Content starts
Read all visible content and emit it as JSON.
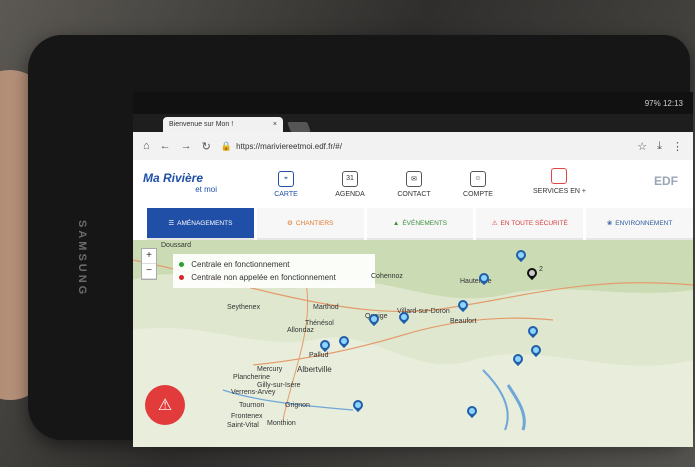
{
  "device": {
    "brand": "SAMSUNG"
  },
  "statusbar": {
    "left": "",
    "right": "97% 12:13"
  },
  "browser": {
    "tab_title": "Bienvenue sur Mon !",
    "tab_close": "×",
    "url": "https://mariviereetmoi.edf.fr/#/"
  },
  "header": {
    "logo_main": "Ma Rivière",
    "logo_sub": "et moi",
    "nav": [
      {
        "label": "CARTE",
        "icon": "map-pin-icon"
      },
      {
        "label": "AGENDA",
        "icon": "calendar-icon",
        "day": "31"
      },
      {
        "label": "CONTACT",
        "icon": "mail-icon"
      },
      {
        "label": "COMPTE",
        "icon": "user-icon"
      }
    ],
    "services_label": "SERVICES EN +",
    "edf_logo": "EDF"
  },
  "categories": [
    {
      "label": "AMÉNAGEMENTS",
      "icon": "list-icon"
    },
    {
      "label": "CHANTIERS",
      "icon": "worksite-icon"
    },
    {
      "label": "ÉVÉNEMENTS",
      "icon": "event-icon"
    },
    {
      "label": "EN TOUTE SÉCURITÉ",
      "icon": "warning-icon"
    },
    {
      "label": "ENVIRONNEMENT",
      "icon": "environment-icon"
    }
  ],
  "map": {
    "legend": [
      {
        "label": "Centrale en fonctionnement",
        "color": "#2ca02c"
      },
      {
        "label": "Centrale non appelée en fonctionnement",
        "color": "#d62728"
      }
    ],
    "places": [
      "Doussard",
      "Cohennoz",
      "Hauteluce",
      "Beaufort",
      "Seythenex",
      "Marthod",
      "Thénésol",
      "Allondaz",
      "Pallud",
      "Mercury",
      "Albertville",
      "Plancherine",
      "Gilly-sur-Isère",
      "Verrens-Arvey",
      "Tournon",
      "Frontenex",
      "Grignon",
      "Monthion",
      "Saint-Vital",
      "Queige",
      "Villard-sur-Doron"
    ],
    "cluster_count": "2",
    "alert_icon": "siren-icon"
  }
}
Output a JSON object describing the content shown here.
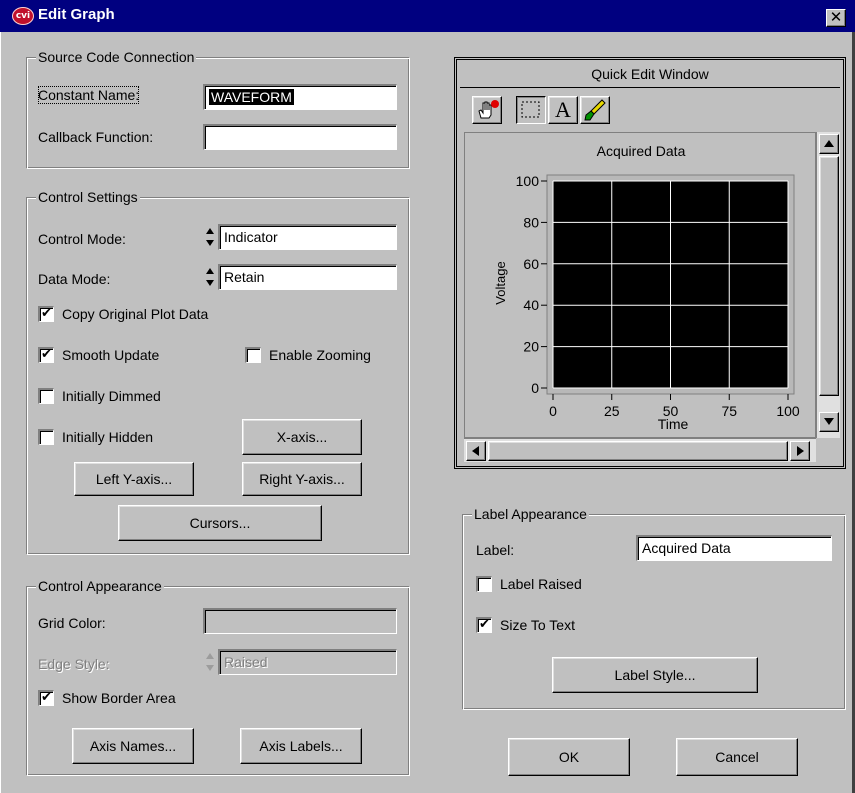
{
  "window": {
    "title": "Edit Graph",
    "logo_text": "cvi",
    "close_glyph": "✕"
  },
  "source_code": {
    "title": "Source Code Connection",
    "constant_name_label": "Constant Name:",
    "constant_name_value": "WAVEFORM",
    "callback_label": "Callback Function:",
    "callback_value": ""
  },
  "control_settings": {
    "title": "Control Settings",
    "control_mode_label": "Control Mode:",
    "control_mode_value": "Indicator",
    "data_mode_label": "Data Mode:",
    "data_mode_value": "Retain",
    "copy_original_label": "Copy Original Plot Data",
    "copy_original_checked": true,
    "smooth_update_label": "Smooth Update",
    "smooth_update_checked": true,
    "enable_zooming_label": "Enable Zooming",
    "enable_zooming_checked": false,
    "initially_dimmed_label": "Initially Dimmed",
    "initially_dimmed_checked": false,
    "initially_hidden_label": "Initially Hidden",
    "initially_hidden_checked": false,
    "x_axis_button": "X-axis...",
    "left_y_axis_button": "Left Y-axis...",
    "right_y_axis_button": "Right Y-axis...",
    "cursors_button": "Cursors..."
  },
  "control_appearance": {
    "title": "Control Appearance",
    "grid_color_label": "Grid Color:",
    "edge_style_label": "Edge Style:",
    "edge_style_value": "Raised",
    "show_border_label": "Show Border Area",
    "show_border_checked": true,
    "axis_names_button": "Axis Names...",
    "axis_labels_button": "Axis Labels..."
  },
  "quick_edit": {
    "title": "Quick Edit Window",
    "tools": [
      "hand-pointer-icon",
      "selection-rect-icon",
      "text-tool-icon",
      "paint-brush-icon"
    ],
    "text_tool_glyph": "A"
  },
  "chart_data": {
    "type": "line",
    "title": "Acquired Data",
    "xlabel": "Time",
    "ylabel": "Voltage",
    "xlim": [
      0,
      100
    ],
    "ylim": [
      0,
      100
    ],
    "x_ticks": [
      "0",
      "25",
      "50",
      "75",
      "100"
    ],
    "y_ticks": [
      "0",
      "20",
      "40",
      "60",
      "80",
      "100"
    ],
    "grid": true,
    "plot_background": "#000000",
    "grid_color": "#ffffff",
    "series": []
  },
  "label_appearance": {
    "title": "Label Appearance",
    "label_label": "Label:",
    "label_value": "Acquired Data",
    "label_raised_label": "Label Raised",
    "label_raised_checked": false,
    "size_to_text_label": "Size To Text",
    "size_to_text_checked": true,
    "label_style_button": "Label Style..."
  },
  "footer": {
    "ok_button": "OK",
    "cancel_button": "Cancel"
  },
  "check_glyph": "✔"
}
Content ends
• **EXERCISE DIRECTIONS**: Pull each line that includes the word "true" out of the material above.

• **OUTPUT FOR THIS EXERCISE**:
    "copy_original_checked": true,
    "smooth_update_checked": true,
    "show_border_checked": true,
    "grid": true,
    "size_to_text_checked": true,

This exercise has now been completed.